Created on Friday, 17 October 2014 01:00 | |
Stryder Doescher recently returned home from New York after succesful brain surgery.
Stryder Doescher traveled to New York City well enough to walk into the Steven and Alexandra Cohen Children’s Medical Center of New York in advance of his scheduled brain surgery, but he certainly wasn’t expected to walk out under his own power.
“We were told that Stryder would not be able to walk for awhile and that he would need ambulatory assistance,” said Stryder’s mom, Angela. “But, Stryder woke up the day we were scheduled to come home and told us he was going to walk.”
It didn’t happen right away as, post surgery, Stryder spent most of the subsequent four days sleeping, his legs to “floppy,” as Angela characterized them, to go anywhere.
Stryder traveled to New York, with his mom and ever-present service dog Keebler, on Sept. 29 as a result of a CT scan over the summer that showed his brain stem slowly impaling his brain.
“The doctors said that we were lucky to fix it when we did,” explained Angela. “The scan showed significant damage.”
There are a lot of complicated medical terms for what is happening to Stryder but, simply put, his body suffers from a lack of collagen, a protein that comprises most of the body’s connective tissue — so much so that his New York doctors called him a “true bobble head.”
The surgical procedure involved placing Stryder’s head in a “halo” and literally picking up his head and moving it back into a more proper position with the help of screws and metal rods — a process that took in excess of eight hours.
And all Angela could do was wait.
Understateably, she described it as a long time to sit but admitted to feeling at peace with what the doctors were doing.
“I talked to the doctors beforehand and knowing the damage that was caused and what they were going to do, I didn’t worry,” she said. “I worried up till that day and have ever since, though.”
Part of her comfort came from knowing that back home in Prinevile, and all over Central Oregon, those that knew Stryder, and many who didn’t, were wearing purple shirts printed with the words “We Love Stryder.”
“When you are going through this, it is hard, but knowing people are back home just thinking about him had a part in his healing,” said Angela. “I can’t really say why he is doing so well but there is no other explanation. Just seeing all of those pictures gave me something else to think about, especially sitting there during the day of surgery.”
Walking didn’t come easily for Stryder, as his body was described as “bendy and floppy,” his legs turning all the way around. On the positive side, Angela said with a laugh, he had grown two inches as a result of the surgery, and now stands up straighter with a posture only a mother could love.
There are other changes in Stryder’s behavior since returning home on Oct. 7, noticeable to anyone who has seen him throughout his struggles. He is full of conversation, is quite animated and appears to the observer to be in significantly less pain.
“Stryder has not taken any pain medication since we have been home, not even Tylenol,” marveled Angela. “Every other person I have talked to has said that it could be eight months to years for recovery and subsiding pain.”

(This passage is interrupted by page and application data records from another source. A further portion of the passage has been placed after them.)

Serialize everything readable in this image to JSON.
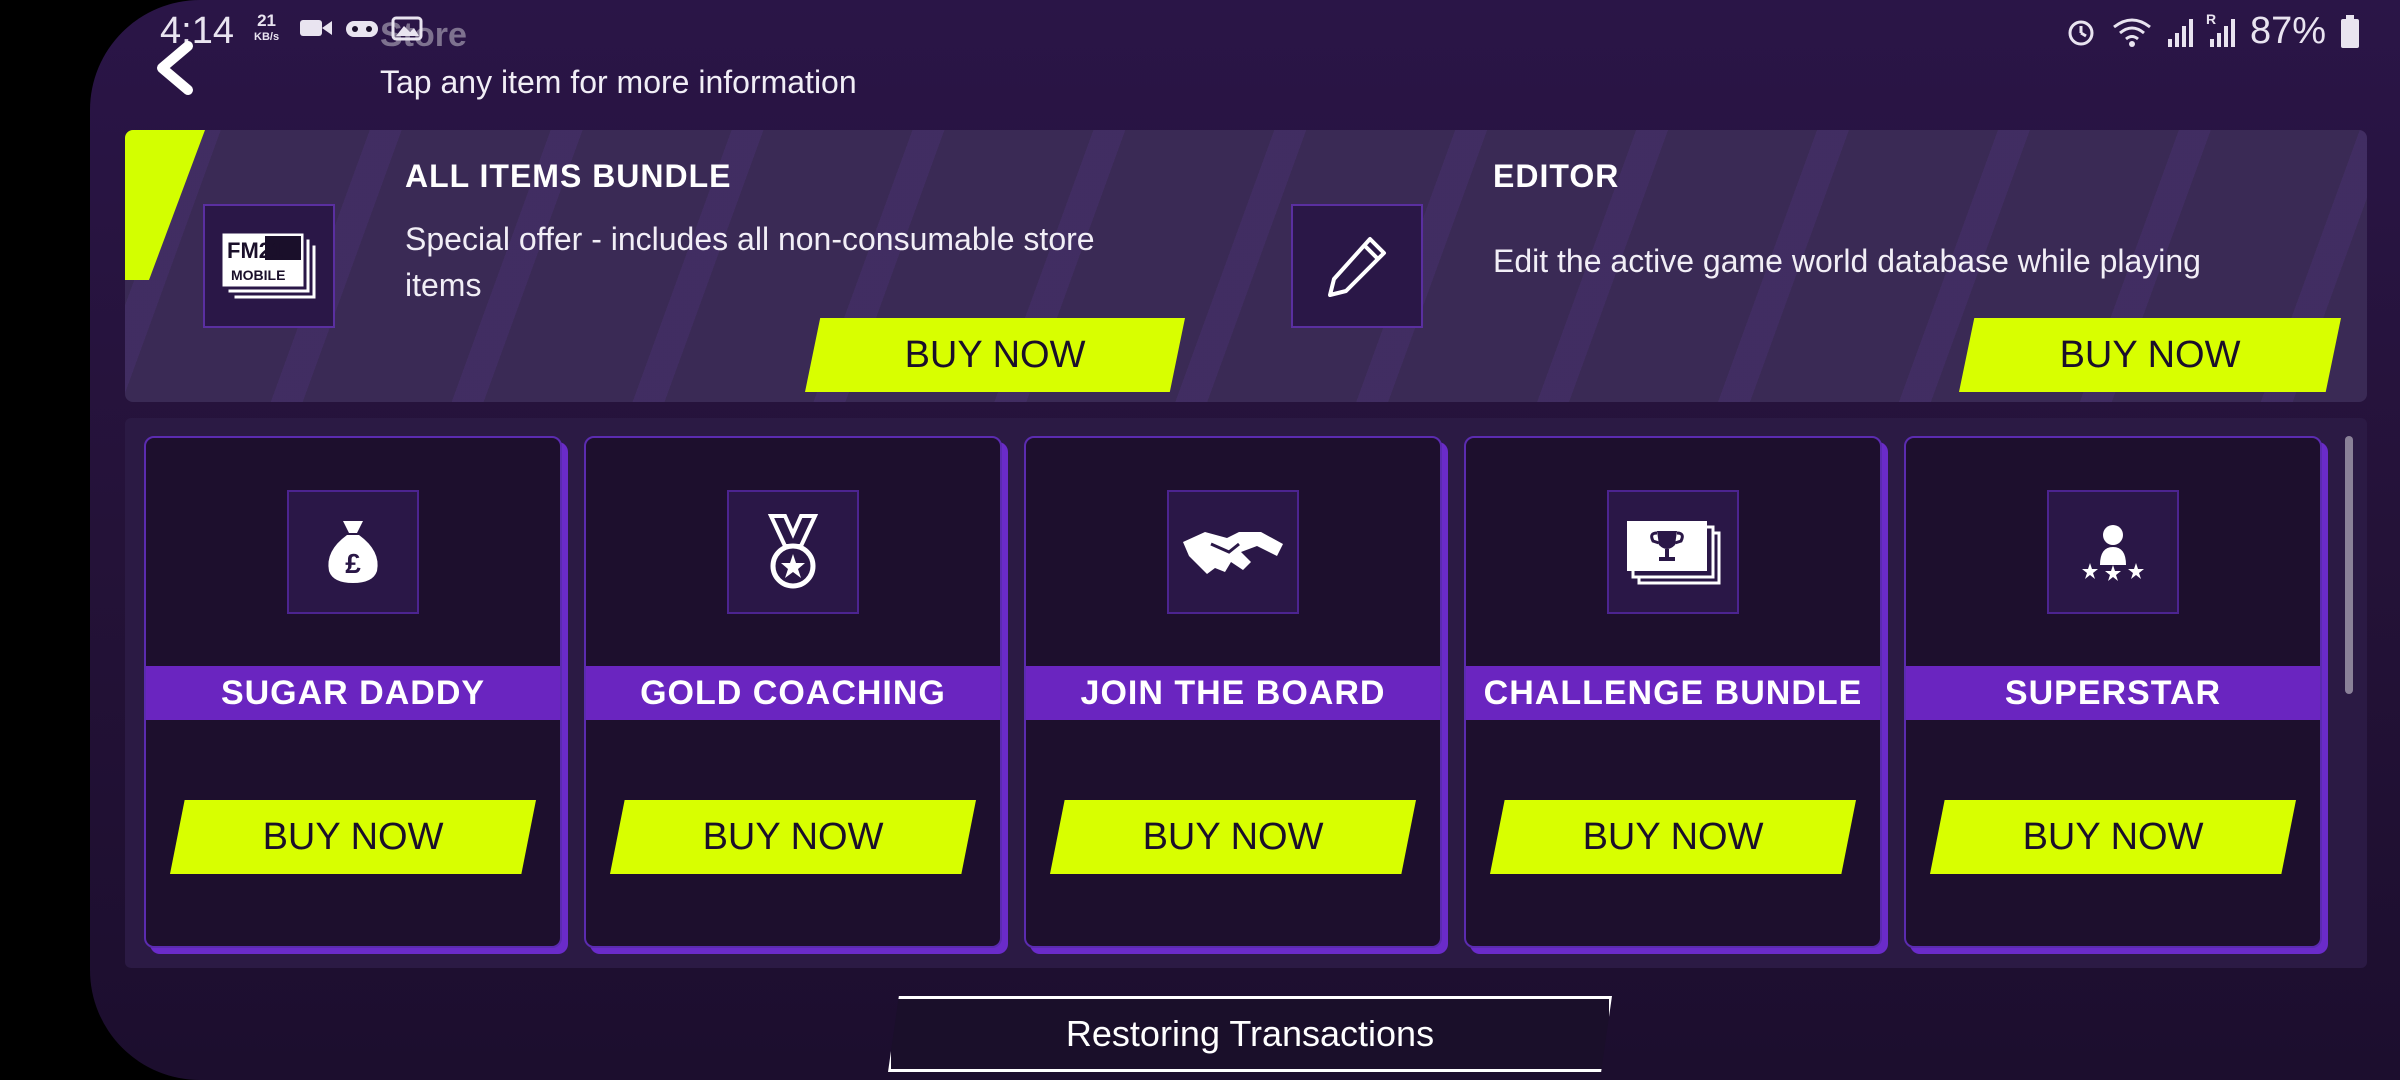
{
  "status_bar": {
    "time": "4:14",
    "net_speed_value": "21",
    "net_speed_unit": "KB/s",
    "signal_tag": "R",
    "battery": "87%",
    "icons": [
      "video-icon",
      "game-icon",
      "image-icon",
      "alarm-icon",
      "wifi-icon",
      "signal-icon",
      "battery-icon"
    ]
  },
  "header": {
    "title": "Store",
    "hint": "Tap any item for more information"
  },
  "featured": [
    {
      "title": "ALL ITEMS BUNDLE",
      "description": "Special offer - includes all non-consumable store items",
      "icon": "fm21-mobile-logo",
      "logo_text_top": "FM21",
      "logo_text_bottom": "MOBILE",
      "button": "BUY NOW"
    },
    {
      "title": "EDITOR",
      "description": "Edit the active game world database while playing",
      "icon": "pencil-icon",
      "button": "BUY NOW"
    }
  ],
  "items": [
    {
      "title": "SUGAR DADDY",
      "icon": "money-bag-icon",
      "button": "BUY NOW"
    },
    {
      "title": "GOLD COACHING",
      "icon": "medal-icon",
      "button": "BUY NOW"
    },
    {
      "title": "JOIN THE BOARD",
      "icon": "handshake-icon",
      "button": "BUY NOW"
    },
    {
      "title": "CHALLENGE BUNDLE",
      "icon": "trophy-cards-icon",
      "button": "BUY NOW"
    },
    {
      "title": "SUPERSTAR",
      "icon": "superstar-icon",
      "button": "BUY NOW"
    }
  ],
  "footer": {
    "status_button": "Restoring Transactions"
  },
  "colors": {
    "accent": "#d8ff00",
    "band": "#6a25c0",
    "card_bg": "#1d0f2d",
    "panel_bg": "#3a2a55"
  }
}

Stryder remains home from school for a few more weeks, not due to discomfort, but to protect him from doing too much too soon.
Even though he acts like he hasn’t had brain surgery, Stryder still needs a lot of help.
“I don’t want him to overdo it. He has had brain surgery even though he acts like nothing has happened,” said Angela. “I don’t know how, but that’s Stryder’s story. He has always been this resilient little boy.”
For now, it’s all about rest and recovery for Stryder, and Angela.
Angela says she feels OK now, but admits to finally feeling the effects of the emotional and difficult trip to New York.
“When I am in charge of everything and all the logistics, I don’t think of it when it is going on, but now I am really tired,” she said.
The community continues to help her out. The Crook County School’s kitchen continues to send dinners home to the family, something Angela is incredibly grateful for.
And, for now the latest, most difficult hurdle has been dealt with and Angela can relax just a bit, at least until the next hurdle presents itself.
“I think every hurdle is going to be the last one, but it can’t get any worse than brain surgery,” she said. “Any other surgery is going to be a walk in the park. We know he is not going to die now, that’s the big thing.”
Follow Stryder’s story on Facebook at www.facebook.com/StrydersStory